“It’s long overdue,” Kavanagh said. “I think the voters should be able to re-evaluate it based on the actual reality.”
Brewer has spent much of the past year advocating for changes to Proposition 105, the Voter Protection Act, which strictly limits lawmakers’ ability to tamper with voter mandates. If voters give the Legislature more leeway regarding Prop. 105, lawmakers could make some of the proposed changes to AHCCCS.
At the same time, voters may reject changes to AHCCCS coverage and to Prop. 105. That would leave Arizona facing the same fiscal problems it has now.
John Rivers, president of the Arizona Hospital and Healthcare Association, said he doubts voters would approve a rollback of AHCCCS coverage, and he said his organization will urge lawmakers not to refer the issue to the ballot.
But Rivers said he agrees that AHCCCS needs a new funding source to make up for the shortfall in tobacco money, and he said the Arizona Hospital and Healthcare Association has pledged to help find a new funding mechanism.
“We need to do something dramatically different. But I don’t agree that part of the solution should be stripping health care coverage from poor people who already have it,” Rivers said.
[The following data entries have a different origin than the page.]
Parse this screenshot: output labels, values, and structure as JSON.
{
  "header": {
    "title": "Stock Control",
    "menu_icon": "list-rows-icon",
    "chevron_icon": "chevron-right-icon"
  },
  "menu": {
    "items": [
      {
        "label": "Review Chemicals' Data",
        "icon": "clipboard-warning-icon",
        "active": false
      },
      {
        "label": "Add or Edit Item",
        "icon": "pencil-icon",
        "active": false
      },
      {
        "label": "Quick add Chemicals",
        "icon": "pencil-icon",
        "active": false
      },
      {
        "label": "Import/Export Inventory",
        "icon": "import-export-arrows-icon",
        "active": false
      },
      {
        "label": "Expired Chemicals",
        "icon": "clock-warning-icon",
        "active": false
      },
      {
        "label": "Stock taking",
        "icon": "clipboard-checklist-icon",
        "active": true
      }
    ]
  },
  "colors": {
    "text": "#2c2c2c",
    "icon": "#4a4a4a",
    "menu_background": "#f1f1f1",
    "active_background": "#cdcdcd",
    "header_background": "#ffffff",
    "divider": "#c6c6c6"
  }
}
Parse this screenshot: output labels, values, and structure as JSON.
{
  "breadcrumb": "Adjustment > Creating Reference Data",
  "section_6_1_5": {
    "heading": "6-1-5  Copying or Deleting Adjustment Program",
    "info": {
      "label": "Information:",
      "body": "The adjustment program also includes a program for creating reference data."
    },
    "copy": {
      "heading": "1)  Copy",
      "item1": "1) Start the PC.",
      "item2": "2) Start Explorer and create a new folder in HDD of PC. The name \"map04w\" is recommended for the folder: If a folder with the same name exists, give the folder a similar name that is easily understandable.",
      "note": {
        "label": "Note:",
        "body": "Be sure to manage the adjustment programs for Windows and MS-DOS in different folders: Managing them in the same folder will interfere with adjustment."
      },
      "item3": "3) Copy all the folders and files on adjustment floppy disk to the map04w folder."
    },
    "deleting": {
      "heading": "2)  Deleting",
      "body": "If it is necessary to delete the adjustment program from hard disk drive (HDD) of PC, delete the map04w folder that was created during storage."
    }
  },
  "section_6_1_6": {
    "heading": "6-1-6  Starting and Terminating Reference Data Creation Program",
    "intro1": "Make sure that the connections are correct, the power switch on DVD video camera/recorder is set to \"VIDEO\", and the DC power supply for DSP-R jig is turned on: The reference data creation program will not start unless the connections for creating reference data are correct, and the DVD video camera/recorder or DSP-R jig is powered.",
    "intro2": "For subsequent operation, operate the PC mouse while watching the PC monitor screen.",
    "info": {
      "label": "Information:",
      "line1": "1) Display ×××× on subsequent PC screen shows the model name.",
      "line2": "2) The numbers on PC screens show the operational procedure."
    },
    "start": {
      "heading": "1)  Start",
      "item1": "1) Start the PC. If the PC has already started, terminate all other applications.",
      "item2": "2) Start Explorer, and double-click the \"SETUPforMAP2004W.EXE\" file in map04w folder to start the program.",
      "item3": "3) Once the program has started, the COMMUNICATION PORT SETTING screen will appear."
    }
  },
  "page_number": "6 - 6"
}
The new restrictions on mental health coverage, combined with the proposed eligibility standards for AHCCCS would strip about 15,000 patients with serious mental illnesses of coverage, Humble said. Because the proposal would likely conflict with the Arizona Supreme Court’s ruling in the landmark mental health case, Arnold v. Sarn, Humble said the Legislature would have to make changes to state statute.